**WORK INSTRUCTIONS:** Wherever pictures occur in the entries below, leave them out and retype the rest exactly.

[Recorded data]
──────────

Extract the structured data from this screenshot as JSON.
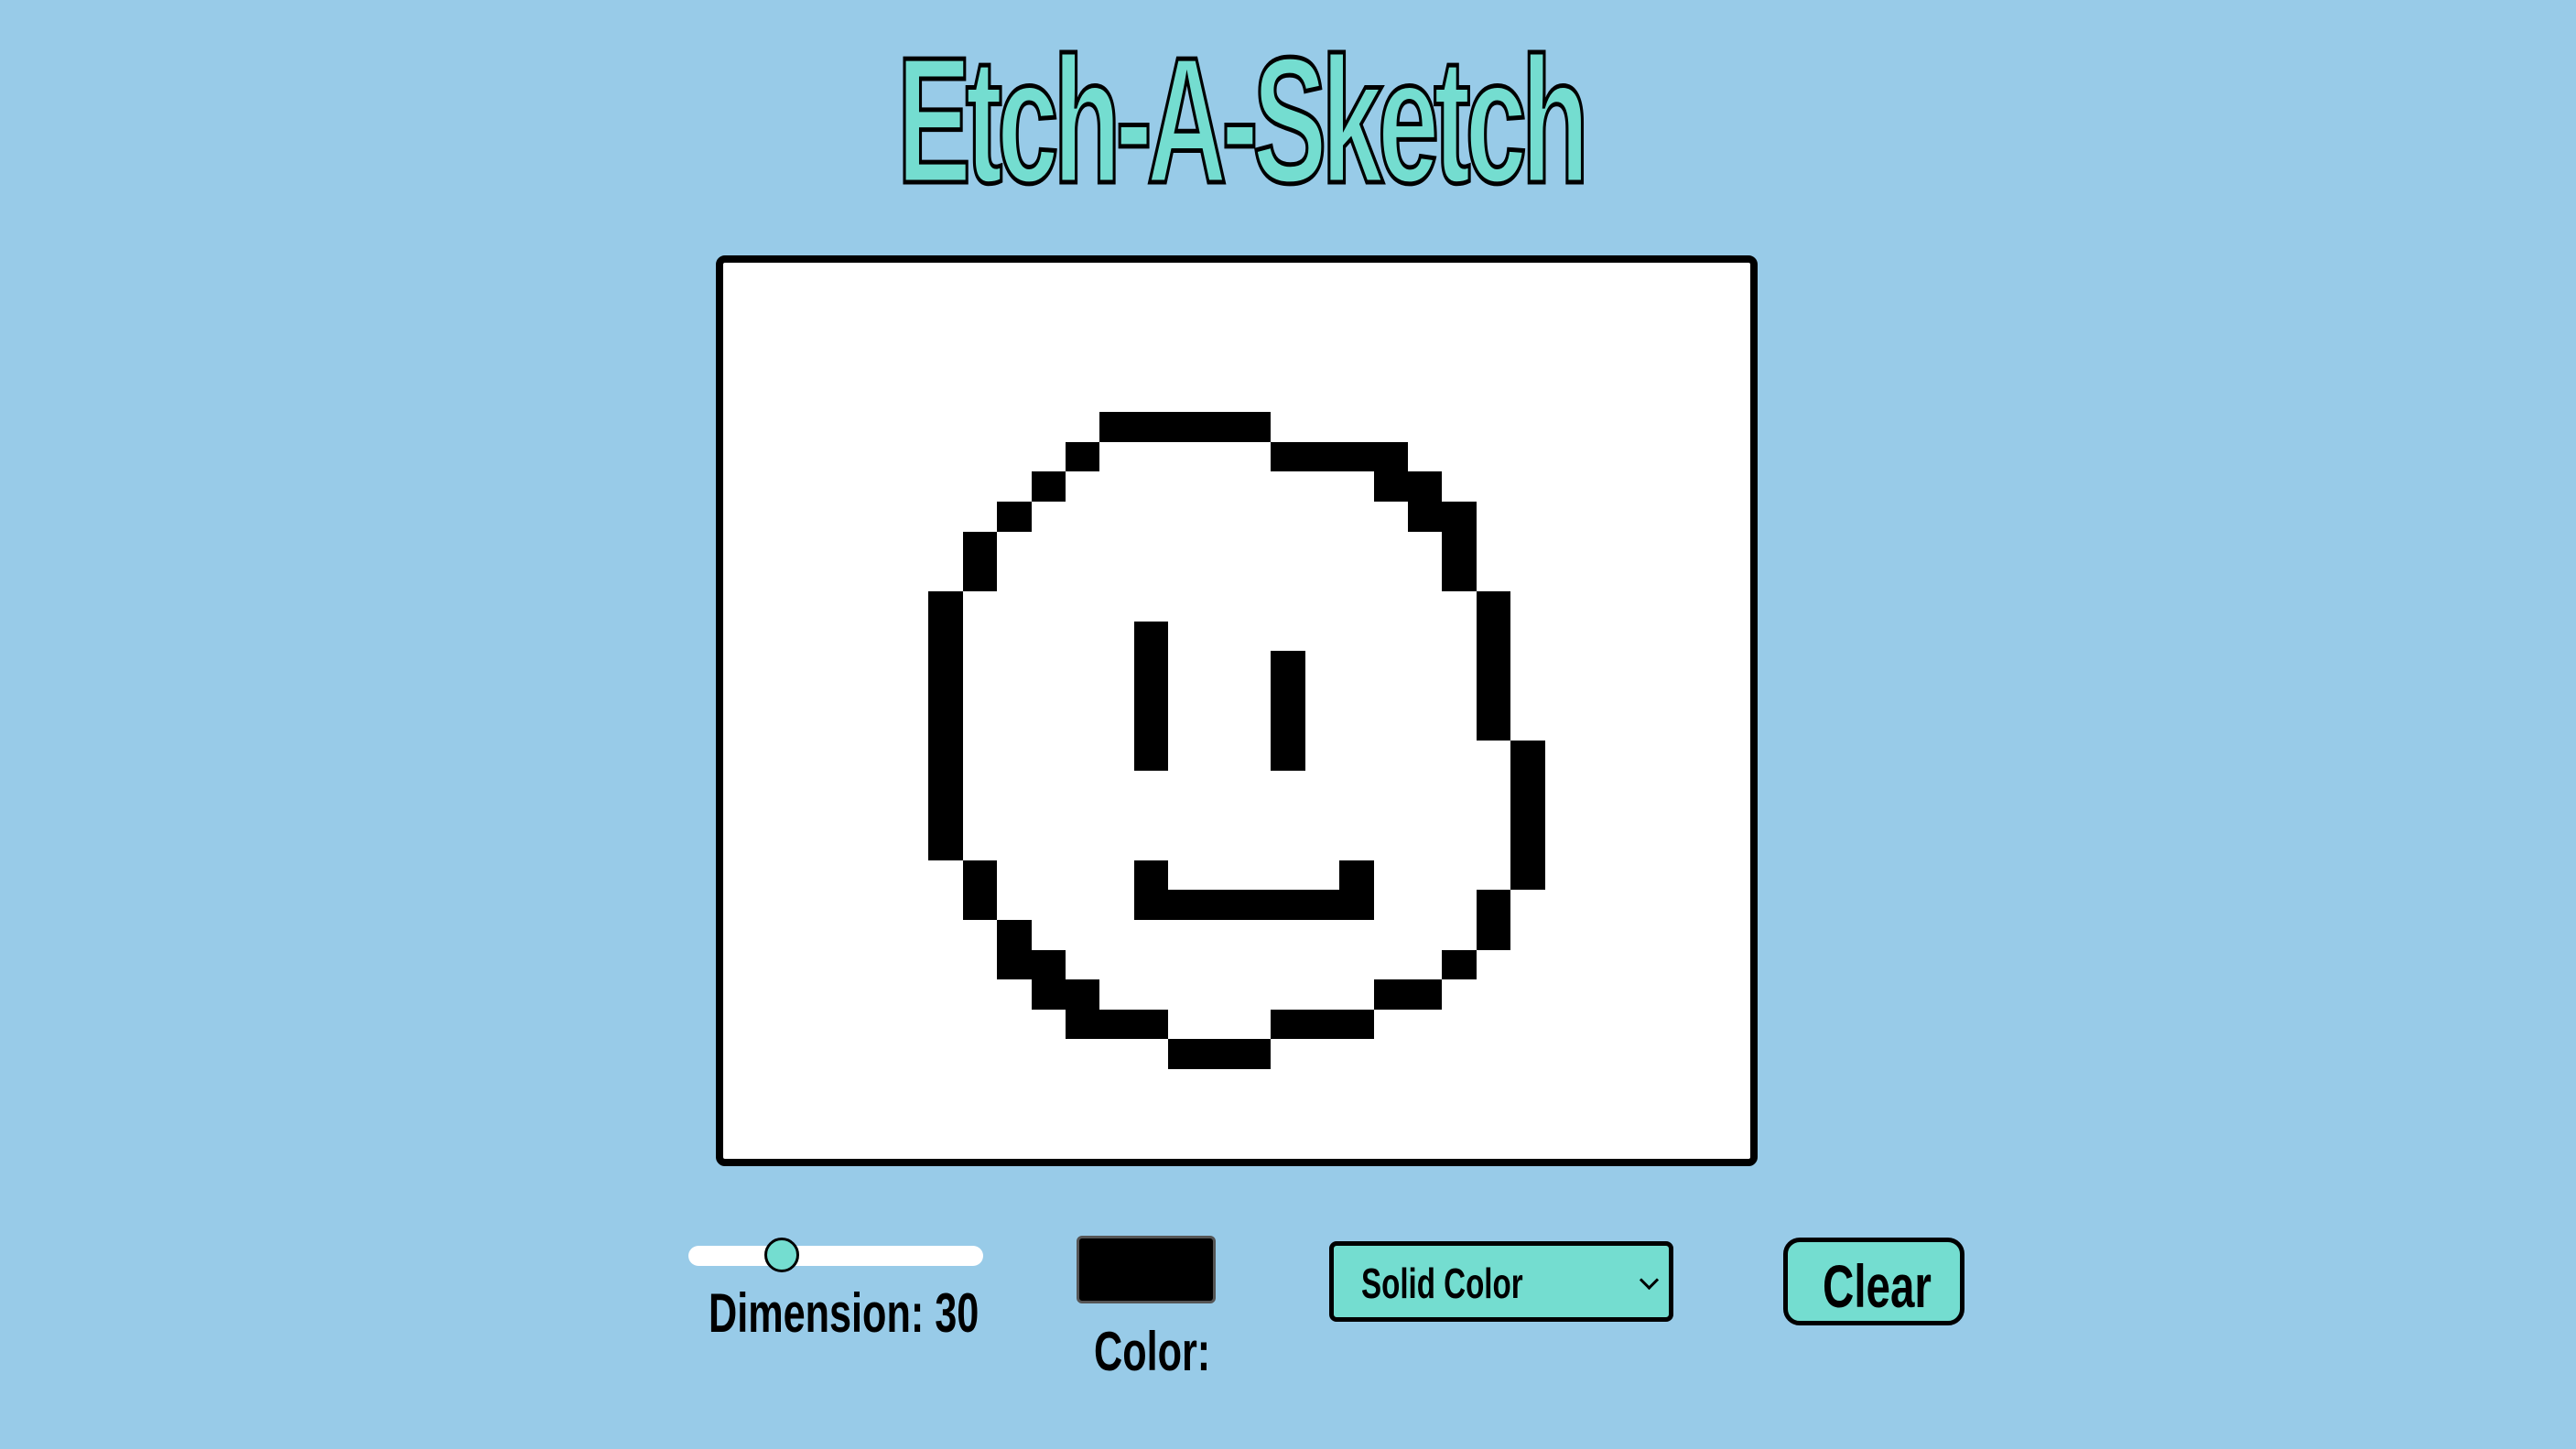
{
  "title": "Etch-A-Sketch",
  "board": {
    "dimension": 30,
    "pen_color": "#000000",
    "background_color": "#ffffff",
    "filled_cells": [
      [
        5,
        11
      ],
      [
        5,
        12
      ],
      [
        5,
        13
      ],
      [
        5,
        14
      ],
      [
        5,
        15
      ],
      [
        6,
        10
      ],
      [
        6,
        16
      ],
      [
        6,
        17
      ],
      [
        6,
        18
      ],
      [
        6,
        19
      ],
      [
        7,
        9
      ],
      [
        7,
        19
      ],
      [
        7,
        20
      ],
      [
        8,
        8
      ],
      [
        8,
        20
      ],
      [
        8,
        21
      ],
      [
        9,
        7
      ],
      [
        9,
        21
      ],
      [
        10,
        7
      ],
      [
        10,
        21
      ],
      [
        11,
        6
      ],
      [
        11,
        22
      ],
      [
        12,
        6
      ],
      [
        12,
        12
      ],
      [
        12,
        22
      ],
      [
        13,
        6
      ],
      [
        13,
        12
      ],
      [
        13,
        16
      ],
      [
        13,
        22
      ],
      [
        14,
        6
      ],
      [
        14,
        12
      ],
      [
        14,
        16
      ],
      [
        14,
        22
      ],
      [
        15,
        6
      ],
      [
        15,
        12
      ],
      [
        15,
        16
      ],
      [
        15,
        22
      ],
      [
        16,
        6
      ],
      [
        16,
        12
      ],
      [
        16,
        16
      ],
      [
        16,
        23
      ],
      [
        17,
        6
      ],
      [
        17,
        23
      ],
      [
        18,
        6
      ],
      [
        18,
        23
      ],
      [
        19,
        6
      ],
      [
        19,
        23
      ],
      [
        20,
        7
      ],
      [
        20,
        12
      ],
      [
        20,
        18
      ],
      [
        20,
        23
      ],
      [
        21,
        7
      ],
      [
        21,
        12
      ],
      [
        21,
        13
      ],
      [
        21,
        14
      ],
      [
        21,
        15
      ],
      [
        21,
        16
      ],
      [
        21,
        17
      ],
      [
        21,
        18
      ],
      [
        21,
        22
      ],
      [
        22,
        8
      ],
      [
        22,
        22
      ],
      [
        23,
        8
      ],
      [
        23,
        9
      ],
      [
        23,
        21
      ],
      [
        24,
        9
      ],
      [
        24,
        10
      ],
      [
        24,
        19
      ],
      [
        24,
        20
      ],
      [
        25,
        10
      ],
      [
        25,
        11
      ],
      [
        25,
        12
      ],
      [
        25,
        16
      ],
      [
        25,
        17
      ],
      [
        25,
        18
      ],
      [
        26,
        13
      ],
      [
        26,
        14
      ],
      [
        26,
        15
      ]
    ]
  },
  "controls": {
    "dimension_label": "Dimension: 30",
    "dimension_value": 30,
    "dimension_min": 1,
    "dimension_max": 100,
    "color_label": "Color:",
    "mode_selected": "Solid Color",
    "clear_label": "Clear"
  },
  "colors": {
    "page_background": "#98cbe8",
    "accent": "#74ddd0",
    "outline": "#000000"
  }
}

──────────

**WRITTEN ANSWER:**
Extract the structured data from this screenshot as JSON.
{
  "title": "Etch-A-Sketch",
  "board": {
    "dimension": 30,
    "pen_color": "#000000",
    "background_color": "#ffffff",
    "filled_cells": [
      [
        5,
        11
      ],
      [
        5,
        12
      ],
      [
        5,
        13
      ],
      [
        5,
        14
      ],
      [
        5,
        15
      ],
      [
        6,
        10
      ],
      [
        6,
        16
      ],
      [
        6,
        17
      ],
      [
        6,
        18
      ],
      [
        6,
        19
      ],
      [
        7,
        9
      ],
      [
        7,
        19
      ],
      [
        7,
        20
      ],
      [
        8,
        8
      ],
      [
        8,
        20
      ],
      [
        8,
        21
      ],
      [
        9,
        7
      ],
      [
        9,
        21
      ],
      [
        10,
        7
      ],
      [
        10,
        21
      ],
      [
        11,
        6
      ],
      [
        11,
        22
      ],
      [
        12,
        6
      ],
      [
        12,
        12
      ],
      [
        12,
        22
      ],
      [
        13,
        6
      ],
      [
        13,
        12
      ],
      [
        13,
        16
      ],
      [
        13,
        22
      ],
      [
        14,
        6
      ],
      [
        14,
        12
      ],
      [
        14,
        16
      ],
      [
        14,
        22
      ],
      [
        15,
        6
      ],
      [
        15,
        12
      ],
      [
        15,
        16
      ],
      [
        15,
        22
      ],
      [
        16,
        6
      ],
      [
        16,
        12
      ],
      [
        16,
        16
      ],
      [
        16,
        23
      ],
      [
        17,
        6
      ],
      [
        17,
        23
      ],
      [
        18,
        6
      ],
      [
        18,
        23
      ],
      [
        19,
        6
      ],
      [
        19,
        23
      ],
      [
        20,
        7
      ],
      [
        20,
        12
      ],
      [
        20,
        18
      ],
      [
        20,
        23
      ],
      [
        21,
        7
      ],
      [
        21,
        12
      ],
      [
        21,
        13
      ],
      [
        21,
        14
      ],
      [
        21,
        15
      ],
      [
        21,
        16
      ],
      [
        21,
        17
      ],
      [
        21,
        18
      ],
      [
        21,
        22
      ],
      [
        22,
        8
      ],
      [
        22,
        22
      ],
      [
        23,
        8
      ],
      [
        23,
        9
      ],
      [
        23,
        21
      ],
      [
        24,
        9
      ],
      [
        24,
        10
      ],
      [
        24,
        19
      ],
      [
        24,
        20
      ],
      [
        25,
        10
      ],
      [
        25,
        11
      ],
      [
        25,
        12
      ],
      [
        25,
        16
      ],
      [
        25,
        17
      ],
      [
        25,
        18
      ],
      [
        26,
        13
      ],
      [
        26,
        14
      ],
      [
        26,
        15
      ]
    ]
  },
  "controls": {
    "dimension_label": "Dimension: 30",
    "dimension_value": 30,
    "dimension_min": 1,
    "dimension_max": 100,
    "color_label": "Color:",
    "mode_selected": "Solid Color",
    "clear_label": "Clear"
  },
  "colors": {
    "page_background": "#98cbe8",
    "accent": "#74ddd0",
    "outline": "#000000"
  }
}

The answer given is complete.